2022/02/17 13:39:36 Event received: Context Attributes, specversion: 1.0 type: httpbody source: github/com/pavolloffay id: fad4139c-b3fb-48b2-b0f4-fee44addc5f1 time: 2022-02-17T13:39:34.426355726Z datacontenttype: text/plain Extensions, knativearrivaltime: 2022-02-17T13:39:34.491325425Z Data, hello from first, traceid=5f2c4775e0e36efc1d554a0b6c456cc1
We see that the trace context is not directly present in the event object. However, it is encoded in the incoming transport message - HTTP headers.
In the previous section, it was mentioned that the Knative serving and eventing components are instrumented with OpenCensus SDK. The instrumentation will change in the future to OpenTelemetry which is tracked in knative/eventing/#3126 and knative/pkg#855. The SDK change might not have an immediate impact on the user, however, it will enable users to start natively reporting data in OpenTelemetry format (OTLP).
Another recently merged change is the addition of Cloudevents semantic attributes into the OpenTelemetry specification. The document standardizes attributes related to CloudEvents. The screenshot below is from the demo application that is still not using the standardized attribute names:

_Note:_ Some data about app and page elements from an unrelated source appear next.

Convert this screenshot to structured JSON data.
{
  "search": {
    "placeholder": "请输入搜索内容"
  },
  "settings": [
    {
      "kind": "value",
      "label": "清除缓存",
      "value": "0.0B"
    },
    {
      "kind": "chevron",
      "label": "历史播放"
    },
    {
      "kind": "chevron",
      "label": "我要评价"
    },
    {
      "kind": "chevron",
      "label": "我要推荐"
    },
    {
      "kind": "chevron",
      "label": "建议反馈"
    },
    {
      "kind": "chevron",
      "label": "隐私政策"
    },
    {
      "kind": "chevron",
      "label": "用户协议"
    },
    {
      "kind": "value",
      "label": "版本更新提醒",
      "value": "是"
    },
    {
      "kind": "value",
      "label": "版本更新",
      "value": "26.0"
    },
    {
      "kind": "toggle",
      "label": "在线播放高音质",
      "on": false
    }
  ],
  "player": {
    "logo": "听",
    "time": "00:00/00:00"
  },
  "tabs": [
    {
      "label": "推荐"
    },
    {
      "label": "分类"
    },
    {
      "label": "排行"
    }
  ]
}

Tracing in Knative can be easily enabled. Please follow the official documentation for a step-by-step guide. Let’s briefly describe the process here:
- Deploy a tracing system that can ingest tracing data in Zipkin format - Zipkin, Jaeger, or OpenTelemetry collector
- Enable tracing in Knative eventing
- Enable tracing in Knative serving
In the beginning, I recommended using 100% sampling rate configuration to capture trace data for all traffic in the cluster. This will help to avoid any issues with sampling, do not forget to change this configuration once moving to the production environment.
We have learned what distributed tracing capabilities Knative project provides out-of-the-box and which parts need more work from the user. Generally speaking Knative emits rich tracing data, however, as always the user is responsible to instrument the workload and make sure trace-context is propagated from inbound to outbound requests or events. This is exactly the same situation as implementing distributed tracing in service meshes.
OpenTelemetry can help to instrument the user workload and correctly propagate the trace-context. Depending on the language, the user can initialize instrumentation libraries explicitly in the code or even dynamically inject OpenTelemetry auto-instrumentation into the workload.
- Knative docs: https://knative.dev/docs/
- Knative serving tracing config: https://knative.dev/docs/serving/accessing-traces/
- Knative eventing tracing config: https://knative.dev/docs/eventing/accessing-traces/
- Cloud events: https://cloudevents.io/
- Zipkin B3: https://github.com/openzipkin/b3-propagation
- W3C Trace-Context: https://www.w3.org/TR/trace-context/
- OpenTelemetry instrumentation for Cloudevents Golang SDK: https://github.com/cloudevents/sdk-go/tree/main/observability/opentelemetry/v2
- Cloudevents OpenTelemetry attributes: https://github.com/open-telemetry/opentelemetry-specification/blob/main/specification/trace/semantic_conventions/cloudevents.md
- Knative tracing demo: https://github.com/pavolloffay/knative-tracing